DIRECTIONS FOR THIS TASK
All of the records must be restated exactly, with every line complete.

*** SOURCE MATERIAL ***

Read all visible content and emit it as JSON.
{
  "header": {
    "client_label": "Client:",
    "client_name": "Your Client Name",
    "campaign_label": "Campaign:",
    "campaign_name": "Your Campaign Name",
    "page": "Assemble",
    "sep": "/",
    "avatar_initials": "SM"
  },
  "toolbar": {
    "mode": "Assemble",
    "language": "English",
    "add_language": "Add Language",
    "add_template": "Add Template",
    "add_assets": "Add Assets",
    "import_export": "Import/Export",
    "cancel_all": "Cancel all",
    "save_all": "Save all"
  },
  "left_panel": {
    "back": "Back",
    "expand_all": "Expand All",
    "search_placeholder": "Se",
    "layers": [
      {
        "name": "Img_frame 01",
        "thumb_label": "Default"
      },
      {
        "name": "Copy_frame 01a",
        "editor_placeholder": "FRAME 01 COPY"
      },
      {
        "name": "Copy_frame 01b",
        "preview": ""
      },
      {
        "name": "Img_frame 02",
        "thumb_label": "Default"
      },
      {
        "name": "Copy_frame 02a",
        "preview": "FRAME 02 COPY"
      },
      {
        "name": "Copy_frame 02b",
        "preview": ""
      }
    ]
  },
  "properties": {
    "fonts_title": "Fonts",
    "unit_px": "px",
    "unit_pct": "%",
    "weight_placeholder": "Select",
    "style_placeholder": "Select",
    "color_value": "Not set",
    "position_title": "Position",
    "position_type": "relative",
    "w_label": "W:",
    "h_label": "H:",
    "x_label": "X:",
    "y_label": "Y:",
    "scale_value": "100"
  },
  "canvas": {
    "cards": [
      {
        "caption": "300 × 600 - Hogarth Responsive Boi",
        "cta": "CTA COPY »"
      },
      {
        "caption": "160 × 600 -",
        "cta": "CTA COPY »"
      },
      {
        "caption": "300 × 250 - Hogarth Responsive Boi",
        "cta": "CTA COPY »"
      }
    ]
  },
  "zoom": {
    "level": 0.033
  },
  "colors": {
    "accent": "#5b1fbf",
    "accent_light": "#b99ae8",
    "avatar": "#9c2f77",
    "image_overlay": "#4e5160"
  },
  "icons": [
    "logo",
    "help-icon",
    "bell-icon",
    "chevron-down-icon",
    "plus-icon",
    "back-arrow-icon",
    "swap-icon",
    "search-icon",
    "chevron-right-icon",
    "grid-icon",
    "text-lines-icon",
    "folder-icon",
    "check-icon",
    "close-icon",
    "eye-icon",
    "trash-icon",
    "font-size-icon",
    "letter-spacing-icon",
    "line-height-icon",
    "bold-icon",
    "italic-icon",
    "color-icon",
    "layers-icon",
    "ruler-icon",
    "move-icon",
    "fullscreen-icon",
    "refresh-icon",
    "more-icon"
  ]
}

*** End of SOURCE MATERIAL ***

TASK RESPONSE
Read all visible content and emit it as JSON.
{
  "header": {
    "client_label": "Client:",
    "client_name": "Your Client Name",
    "campaign_label": "Campaign:",
    "campaign_name": "Your Campaign Name",
    "page": "Assemble",
    "sep": "/",
    "avatar_initials": "SM"
  },
  "toolbar": {
    "mode": "Assemble",
    "language": "English",
    "add_language": "Add Language",
    "add_template": "Add Template",
    "add_assets": "Add Assets",
    "import_export": "Import/Export",
    "cancel_all": "Cancel all",
    "save_all": "Save all"
  },
  "left_panel": {
    "back": "Back",
    "expand_all": "Expand All",
    "search_placeholder": "Se",
    "layers": [
      {
        "name": "Img_frame 01",
        "thumb_label": "Default"
      },
      {
        "name": "Copy_frame 01a",
        "editor_placeholder": "FRAME 01 COPY"
      },
      {
        "name": "Copy_frame 01b",
        "preview": ""
      },
      {
        "name": "Img_frame 02",
        "thumb_label": "Default"
      },
      {
        "name": "Copy_frame 02a",
        "preview": "FRAME 02 COPY"
      },
      {
        "name": "Copy_frame 02b",
        "preview": ""
      }
    ]
  },
  "properties": {
    "fonts_title": "Fonts",
    "unit_px": "px",
    "unit_pct": "%",
    "weight_placeholder": "Select",
    "style_placeholder": "Select",
    "color_value": "Not set",
    "position_title": "Position",
    "position_type": "relative",
    "w_label": "W:",
    "h_label": "H:",
    "x_label": "X:",
    "y_label": "Y:",
    "scale_value": "100"
  },
  "canvas": {
    "cards": [
      {
        "caption": "300 × 600 - Hogarth Responsive Boi",
        "cta": "CTA COPY »"
      },
      {
        "caption": "160 × 600 -",
        "cta": "CTA COPY »"
      },
      {
        "caption": "300 × 250 - Hogarth Responsive Boi",
        "cta": "CTA COPY »"
      }
    ]
  },
  "zoom": {
    "level": 0.033
  },
  "colors": {
    "accent": "#5b1fbf",
    "accent_light": "#b99ae8",
    "avatar": "#9c2f77",
    "image_overlay": "#4e5160"
  },
  "icons": [
    "logo",
    "help-icon",
    "bell-icon",
    "chevron-down-icon",
    "plus-icon",
    "back-arrow-icon",
    "swap-icon",
    "search-icon",
    "chevron-right-icon",
    "grid-icon",
    "text-lines-icon",
    "folder-icon",
    "check-icon",
    "close-icon",
    "eye-icon",
    "trash-icon",
    "font-size-icon",
    "letter-spacing-icon",
    "line-height-icon",
    "bold-icon",
    "italic-icon",
    "color-icon",
    "layers-icon",
    "ruler-icon",
    "move-icon",
    "fullscreen-icon",
    "refresh-icon",
    "more-icon"
  ]
}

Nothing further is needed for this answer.